Right Hon. J. G. Gardiner (Minister of Agriculture):
Mr. Speaker, as a matter of privilege, and in the public interest, I wish to make a statement regarding butter.
I issued a statement through the press yesterday which is a summary of what will be issued to the trade. I am sorry that the interpretation placed upon it by some reports was such as to render it misleading; therefore I wish to make the announcement to the house, where I probably should have made it in the first place.
The announcement given the press was as follows:
Ottawa, March 8, 1950.-Right Hon. James G. Gardiner announced today that it was not anticipated that there would be any change in the selling price of government-held butter before the end of March. Mr. Gardiner also announced that if the government did decide to change its selling price downward on butter, those who had purchased butter from the government would be protected against loss resulting from the change to the extent of the stocks on hand.
This is the announcement going to the trade, and it will be fully understood by those concerned. Anything added as though it came from the department could result in misunderstanding, and therefore I wish to make this statement at the moment.
For the benefit of hon. members I wish to state that the last ten-year average storage of butter, as of March 1, was, in round figures, 19 million pounds. The highest storages as of that date were 23 million pounds in 1940 and 24 million in 1947. The storage as of March 1, 1950, is 36 million. Of this amount the government had 25 million pounds.

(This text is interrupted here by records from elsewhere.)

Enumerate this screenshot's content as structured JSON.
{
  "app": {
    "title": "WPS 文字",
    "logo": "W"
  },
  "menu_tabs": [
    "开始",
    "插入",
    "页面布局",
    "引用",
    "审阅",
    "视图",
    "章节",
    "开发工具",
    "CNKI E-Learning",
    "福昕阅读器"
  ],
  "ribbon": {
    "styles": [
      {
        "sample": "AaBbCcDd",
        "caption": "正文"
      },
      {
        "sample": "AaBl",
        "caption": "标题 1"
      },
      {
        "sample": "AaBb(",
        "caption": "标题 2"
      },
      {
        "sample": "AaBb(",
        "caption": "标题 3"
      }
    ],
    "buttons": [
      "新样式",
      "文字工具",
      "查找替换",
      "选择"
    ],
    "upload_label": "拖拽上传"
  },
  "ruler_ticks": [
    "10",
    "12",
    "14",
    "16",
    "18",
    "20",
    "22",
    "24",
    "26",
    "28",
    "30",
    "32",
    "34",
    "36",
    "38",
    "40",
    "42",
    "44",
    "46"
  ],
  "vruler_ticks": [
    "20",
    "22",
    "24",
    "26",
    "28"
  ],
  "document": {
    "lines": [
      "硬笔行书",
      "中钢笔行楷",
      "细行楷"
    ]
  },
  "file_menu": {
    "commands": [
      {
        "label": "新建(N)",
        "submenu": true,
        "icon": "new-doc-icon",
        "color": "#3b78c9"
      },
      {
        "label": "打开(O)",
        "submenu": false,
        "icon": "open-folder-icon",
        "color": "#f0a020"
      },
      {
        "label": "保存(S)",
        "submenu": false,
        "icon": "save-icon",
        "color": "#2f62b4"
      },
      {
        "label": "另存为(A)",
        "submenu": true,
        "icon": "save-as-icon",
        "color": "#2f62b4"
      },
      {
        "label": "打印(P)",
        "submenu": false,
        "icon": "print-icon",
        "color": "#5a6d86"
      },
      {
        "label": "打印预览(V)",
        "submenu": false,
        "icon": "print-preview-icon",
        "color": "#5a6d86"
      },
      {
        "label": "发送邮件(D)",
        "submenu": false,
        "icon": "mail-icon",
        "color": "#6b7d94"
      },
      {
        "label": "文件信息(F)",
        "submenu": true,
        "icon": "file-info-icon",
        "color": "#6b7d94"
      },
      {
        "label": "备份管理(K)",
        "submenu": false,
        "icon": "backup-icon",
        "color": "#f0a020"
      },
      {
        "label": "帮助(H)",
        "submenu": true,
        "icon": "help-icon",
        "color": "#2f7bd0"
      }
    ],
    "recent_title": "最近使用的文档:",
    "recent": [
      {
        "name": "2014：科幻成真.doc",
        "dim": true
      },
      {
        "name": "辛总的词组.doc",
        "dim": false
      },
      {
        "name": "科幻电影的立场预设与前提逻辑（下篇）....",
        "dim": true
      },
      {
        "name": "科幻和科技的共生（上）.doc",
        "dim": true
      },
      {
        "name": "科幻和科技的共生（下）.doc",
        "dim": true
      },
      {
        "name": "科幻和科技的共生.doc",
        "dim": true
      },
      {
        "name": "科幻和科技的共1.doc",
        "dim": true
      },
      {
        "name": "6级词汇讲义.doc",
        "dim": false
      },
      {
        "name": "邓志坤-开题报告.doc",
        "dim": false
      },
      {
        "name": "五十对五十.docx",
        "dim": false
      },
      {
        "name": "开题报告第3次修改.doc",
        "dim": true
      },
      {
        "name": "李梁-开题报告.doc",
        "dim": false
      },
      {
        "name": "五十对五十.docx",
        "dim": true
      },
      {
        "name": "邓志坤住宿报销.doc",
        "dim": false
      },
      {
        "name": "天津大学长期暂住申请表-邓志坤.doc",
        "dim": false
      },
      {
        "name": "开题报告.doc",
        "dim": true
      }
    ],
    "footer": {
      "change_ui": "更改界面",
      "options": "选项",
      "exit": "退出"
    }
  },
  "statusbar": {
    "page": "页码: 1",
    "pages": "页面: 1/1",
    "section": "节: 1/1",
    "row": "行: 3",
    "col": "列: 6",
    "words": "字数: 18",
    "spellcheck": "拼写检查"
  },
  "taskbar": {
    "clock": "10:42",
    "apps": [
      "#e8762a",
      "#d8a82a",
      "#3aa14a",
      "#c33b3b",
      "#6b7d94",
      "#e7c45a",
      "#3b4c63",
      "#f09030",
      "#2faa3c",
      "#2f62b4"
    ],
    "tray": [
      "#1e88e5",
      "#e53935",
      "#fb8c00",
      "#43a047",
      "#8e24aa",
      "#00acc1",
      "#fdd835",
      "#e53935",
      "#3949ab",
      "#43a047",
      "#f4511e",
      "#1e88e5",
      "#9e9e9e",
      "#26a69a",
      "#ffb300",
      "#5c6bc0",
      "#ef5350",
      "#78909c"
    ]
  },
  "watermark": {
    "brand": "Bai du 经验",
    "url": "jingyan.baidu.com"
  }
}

The end of the dairy year is April 30. The last ten-year average storage as of May 1 was, in round figures, 10 million pounds. The highest during that period was, in round figures, 12,700,000 in 1945 and 13,500,000 in 1949. We bought butter last year so that we would have a carry-over sufficient to make distribution possible.
On the basis of these figures there would be about 25 million pounds of butter in addition to current production to market between 55946-38
March 1 and May 1 to leave the usual carryover at the end of the year. The government disposed of two and one-half million pounds last week.
It should be remembered that neither the producers of butter nor the government ever encourage the production of more butter than can be consumed in Canada. It is because of the adjustments which will be necessary to maintain this objective that the announcement made yesterday was thought advisable. I wanted to put these explanations on Hansard.